For example, at TechRepublic, a question was sent to a distribution list that contained roughly 115 people. When the sender received about 50 responses, he manually moved all the responses into a separate folder, thinking this would make the tallying process easier.

When he went to the original message in his Sent Items folder to get the results, he was surprised to find only one result tabulated. To get a proper total, he had to open up every response and close it before the totals were tallied in the original message. Not a fun thing to do.

To avoid such a problem, first have the poll conductor make a new folder under his or her Inbox folder for the results messages to be collected in. Call it something easy to remember like “Vote Results.” This location will be specified when the sender creates his or her poll message, but the folder must exist prior to sending the message.

Second, the poll conductor must go to Tools | Options | and click on the Preferences tab. Click on the E-mail Options button and then the Tracking Options button. Check the blank box next to Delete Blank Voting And Meeting Responses After Processing (Figure A).

By default, Outlook will place all the results in the original message and the replies in the Inbox. By selecting this preference, all incoming results will be processed and deleted automatically; those responses with messages will be saved in the Inbox.

Figure A
Responses that don’t have comments will be deleted if you select this option.

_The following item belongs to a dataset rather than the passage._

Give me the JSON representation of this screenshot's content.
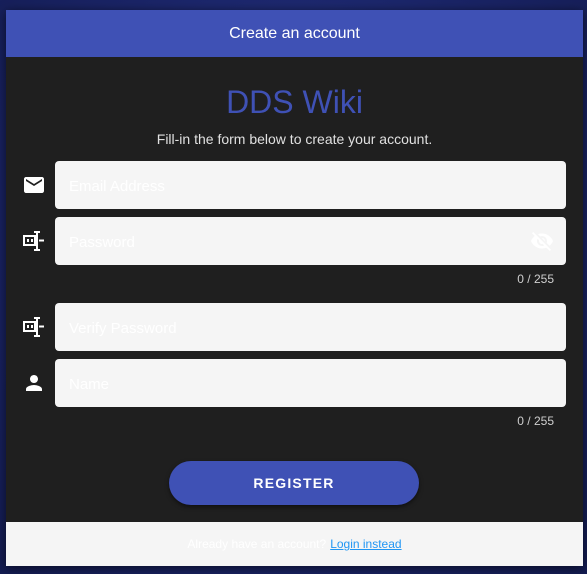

Setting up the voting message
The process of setting up a message with voting buttons is fairly easy. First, open a new message. Fill in the To field with the distribution list or names of the intended recipients. Enter the actual question in the Subject field.

To turn the message into a poll, click on the Options icon in the toolbar or go under the View menu to Options (Figure B).

Figure B
Options is located in both the toolbar or under the View menu.

When the Options window opens, there will be a check box under Voting And Tracking Options that is called Use Voting Buttons, and a blank box to the right of it. After you select the check box, a few default options will appear in this blank box (Figure C).

Figure C
Three default options are presented. Note that a semicolon separates the choices.

Most users will want to make their own voting button choices instead of using the default options. To set up your own choices, simply highlight the text in the box and type in the voting button names. Each button name should have a semicolon without spaces following it. You can see how this is done with the default buttons in Figure C.

Then, in the same Options window under the Delivery Options heading, you’ll see a check box next to an option that says Save Sent Messages To. The default is set to the Sent Items folder in Outlook, but during our preparations above, we made a special folder in the Inbox called Vote Results.

To designate a different folder than Sent Items, click the Browse button. It will show a tree-view of Outlook folders. From that tree, pick the appropriate folder (Figure D).

Figure D
Be sure to select both the Use Voting Buttons and Save Sent Message To check boxes.

Recipients of the message will find voting buttons just under the menu items across the top of the message window. A yellow box will appear above the message header fields, directing the recipient’s attention to the buttons at the top of the message. It might be a good idea for the sender to also include text that instructs people to actually open the message; if you just view the message in the preview pane in Outlook, you won’t be able to see the voting buttons.

The results are in
The beauty of using voting buttons is that very little is required of the voters. They get a message and all they must do to exercise their democratic prerogative is click on the button of their choice.

If the procedures have been followed exactly, the votes will be tabulated in the original message, which the sender will find in the Vote Results folder. When you view the vote results message, you will see a little message icon will have a circle with the letter “i” in it.

Opening the message brings up the original message with the voting buttons and two tabs, labeled Message and Tracking. The Message tab shows the original message, as the recipients would have seen it.

Click on the Tracking tab to see the voting results (Figure E). Note that the results are tabulated in the yellow area, and each individual vote is listed below that.

Figure E
The Tracking tab leads to the voting results.